AIM OF THE EXERCISE - Each record is to be copied exactly, with its pictures left behind.

Start of Block

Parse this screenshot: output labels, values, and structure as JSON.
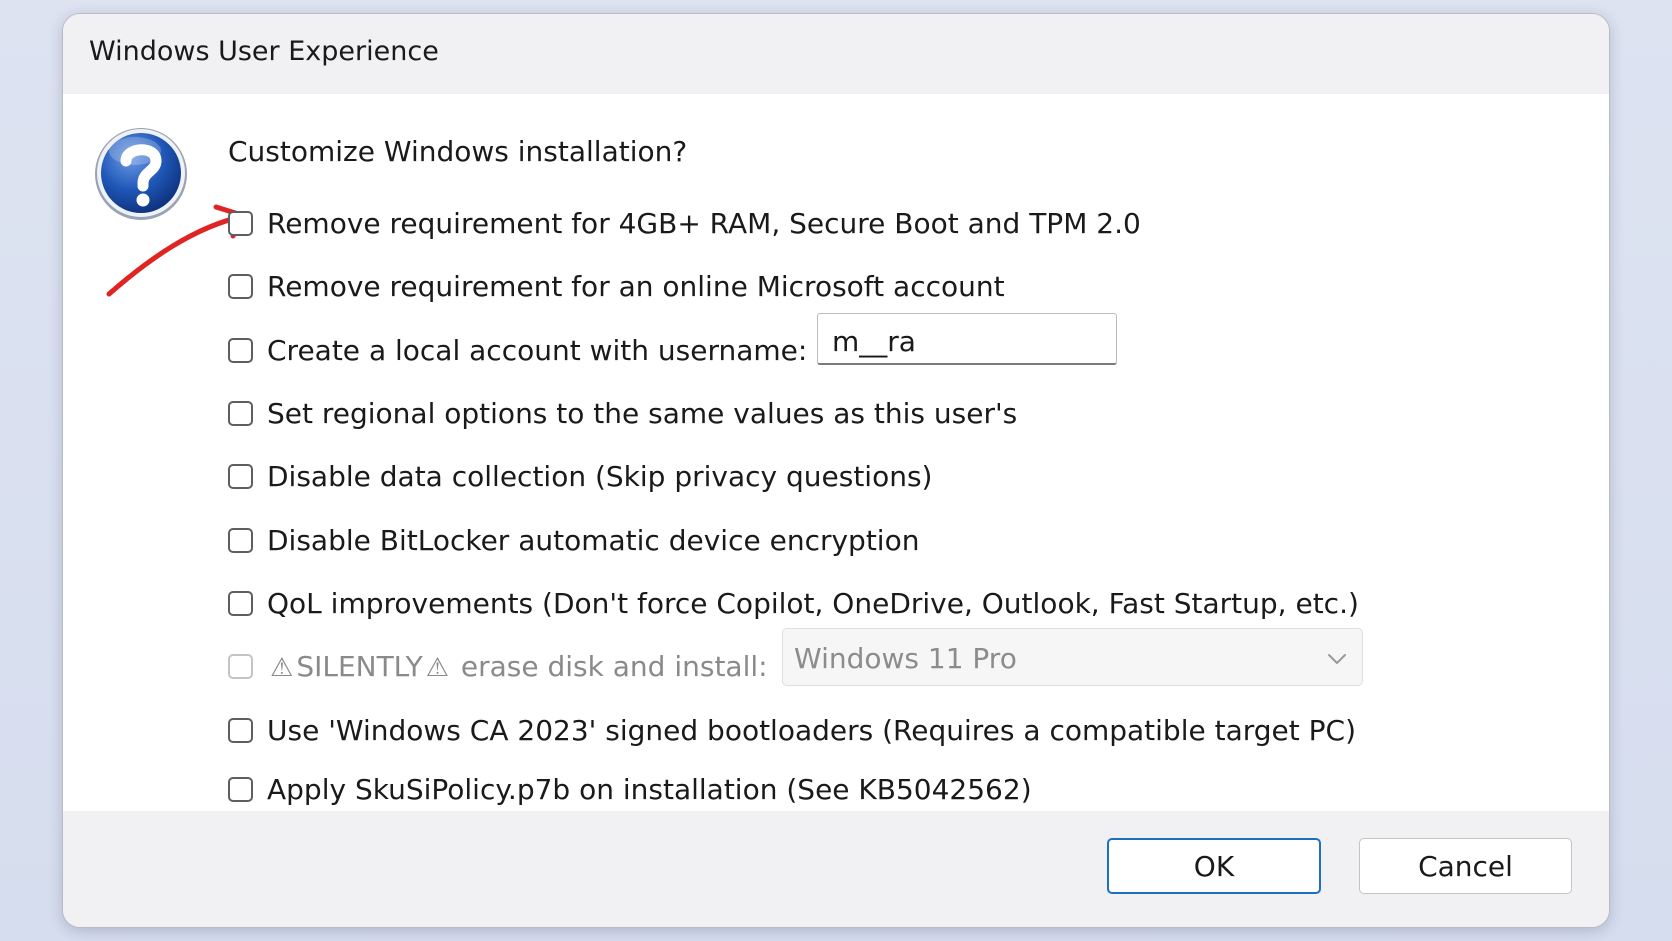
{
  "window": {
    "title": "Windows User Experience"
  },
  "icons": {
    "question": "question-mark-icon",
    "warning": "warning-triangle-icon",
    "dropdown": "chevron-down-icon"
  },
  "dialog": {
    "heading": "Customize Windows installation?",
    "options": [
      {
        "label": "Remove requirement for 4GB+ RAM, Secure Boot and TPM 2.0",
        "checked": false,
        "enabled": true
      },
      {
        "label": "Remove requirement for an online Microsoft account",
        "checked": false,
        "enabled": true
      },
      {
        "label": "Create a local account with username:",
        "checked": false,
        "enabled": true
      },
      {
        "label": "Set regional options to the same values as this user's",
        "checked": false,
        "enabled": true
      },
      {
        "label": "Disable data collection (Skip privacy questions)",
        "checked": false,
        "enabled": true
      },
      {
        "label": "Disable BitLocker automatic device encryption",
        "checked": false,
        "enabled": true
      },
      {
        "label": "QoL improvements (Don't force Copilot, OneDrive, Outlook, Fast Startup, etc.)",
        "checked": false,
        "enabled": true
      },
      {
        "label_main": "SILENTLY",
        "label_rest": " erase disk and install:",
        "warn_glyph": "⚠",
        "checked": false,
        "enabled": false
      },
      {
        "label": "Use 'Windows CA 2023' signed bootloaders (Requires a compatible target PC)",
        "checked": false,
        "enabled": true
      },
      {
        "label": "Apply SkuSiPolicy.p7b on installation (See KB5042562)",
        "checked": false,
        "enabled": true
      }
    ],
    "username_value": "m__ra",
    "edition_selected": "Windows 11 Pro"
  },
  "buttons": {
    "ok": "OK",
    "cancel": "Cancel"
  },
  "colors": {
    "accent": "#1f6fbf",
    "arrow": "#e02424",
    "icon_blue": "#1c4fa8"
  }
}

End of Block

EXERCISE OUTPUT -
Parse this screenshot: output labels, values, and structure as JSON.
{
  "window": {
    "title": "Windows User Experience"
  },
  "icons": {
    "question": "question-mark-icon",
    "warning": "warning-triangle-icon",
    "dropdown": "chevron-down-icon"
  },
  "dialog": {
    "heading": "Customize Windows installation?",
    "options": [
      {
        "label": "Remove requirement for 4GB+ RAM, Secure Boot and TPM 2.0",
        "checked": false,
        "enabled": true
      },
      {
        "label": "Remove requirement for an online Microsoft account",
        "checked": false,
        "enabled": true
      },
      {
        "label": "Create a local account with username:",
        "checked": false,
        "enabled": true
      },
      {
        "label": "Set regional options to the same values as this user's",
        "checked": false,
        "enabled": true
      },
      {
        "label": "Disable data collection (Skip privacy questions)",
        "checked": false,
        "enabled": true
      },
      {
        "label": "Disable BitLocker automatic device encryption",
        "checked": false,
        "enabled": true
      },
      {
        "label": "QoL improvements (Don't force Copilot, OneDrive, Outlook, Fast Startup, etc.)",
        "checked": false,
        "enabled": true
      },
      {
        "label_main": "SILENTLY",
        "label_rest": " erase disk and install:",
        "warn_glyph": "⚠",
        "checked": false,
        "enabled": false
      },
      {
        "label": "Use 'Windows CA 2023' signed bootloaders (Requires a compatible target PC)",
        "checked": false,
        "enabled": true
      },
      {
        "label": "Apply SkuSiPolicy.p7b on installation (See KB5042562)",
        "checked": false,
        "enabled": true
      }
    ],
    "username_value": "m__ra",
    "edition_selected": "Windows 11 Pro"
  },
  "buttons": {
    "ok": "OK",
    "cancel": "Cancel"
  },
  "colors": {
    "accent": "#1f6fbf",
    "arrow": "#e02424",
    "icon_blue": "#1c4fa8"
  }
}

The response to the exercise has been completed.